Segment Start: Given entries
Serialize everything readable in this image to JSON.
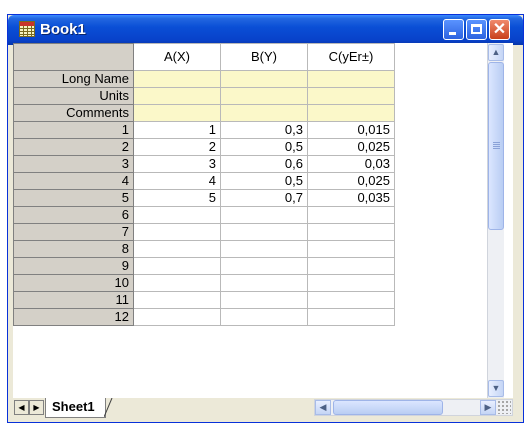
{
  "window": {
    "title": "Book1"
  },
  "columns": [
    "A(X)",
    "B(Y)",
    "C(yEr±)"
  ],
  "meta_rows": [
    "Long Name",
    "Units",
    "Comments"
  ],
  "rows": [
    {
      "label": "1",
      "cells": [
        "1",
        "0,3",
        "0,015"
      ]
    },
    {
      "label": "2",
      "cells": [
        "2",
        "0,5",
        "0,025"
      ]
    },
    {
      "label": "3",
      "cells": [
        "3",
        "0,6",
        "0,03"
      ]
    },
    {
      "label": "4",
      "cells": [
        "4",
        "0,5",
        "0,025"
      ]
    },
    {
      "label": "5",
      "cells": [
        "5",
        "0,7",
        "0,035"
      ]
    },
    {
      "label": "6",
      "cells": [
        "",
        "",
        ""
      ]
    },
    {
      "label": "7",
      "cells": [
        "",
        "",
        ""
      ]
    },
    {
      "label": "8",
      "cells": [
        "",
        "",
        ""
      ]
    },
    {
      "label": "9",
      "cells": [
        "",
        "",
        ""
      ]
    },
    {
      "label": "10",
      "cells": [
        "",
        "",
        ""
      ]
    },
    {
      "label": "11",
      "cells": [
        "",
        "",
        ""
      ]
    },
    {
      "label": "12",
      "cells": [
        "",
        "",
        ""
      ]
    }
  ],
  "tabs": {
    "active": "Sheet1"
  },
  "colors": {
    "titlebar": "#0841c9",
    "meta_fill": "#fbf8c9",
    "header_fill": "#d4d0c8"
  }
}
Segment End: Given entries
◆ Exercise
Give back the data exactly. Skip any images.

◆ Reply
Serialize everything readable in this image to JSON.
{
  "window": {
    "title": "Book1"
  },
  "columns": [
    "A(X)",
    "B(Y)",
    "C(yEr±)"
  ],
  "meta_rows": [
    "Long Name",
    "Units",
    "Comments"
  ],
  "rows": [
    {
      "label": "1",
      "cells": [
        "1",
        "0,3",
        "0,015"
      ]
    },
    {
      "label": "2",
      "cells": [
        "2",
        "0,5",
        "0,025"
      ]
    },
    {
      "label": "3",
      "cells": [
        "3",
        "0,6",
        "0,03"
      ]
    },
    {
      "label": "4",
      "cells": [
        "4",
        "0,5",
        "0,025"
      ]
    },
    {
      "label": "5",
      "cells": [
        "5",
        "0,7",
        "0,035"
      ]
    },
    {
      "label": "6",
      "cells": [
        "",
        "",
        ""
      ]
    },
    {
      "label": "7",
      "cells": [
        "",
        "",
        ""
      ]
    },
    {
      "label": "8",
      "cells": [
        "",
        "",
        ""
      ]
    },
    {
      "label": "9",
      "cells": [
        "",
        "",
        ""
      ]
    },
    {
      "label": "10",
      "cells": [
        "",
        "",
        ""
      ]
    },
    {
      "label": "11",
      "cells": [
        "",
        "",
        ""
      ]
    },
    {
      "label": "12",
      "cells": [
        "",
        "",
        ""
      ]
    }
  ],
  "tabs": {
    "active": "Sheet1"
  },
  "colors": {
    "titlebar": "#0841c9",
    "meta_fill": "#fbf8c9",
    "header_fill": "#d4d0c8"
  }
}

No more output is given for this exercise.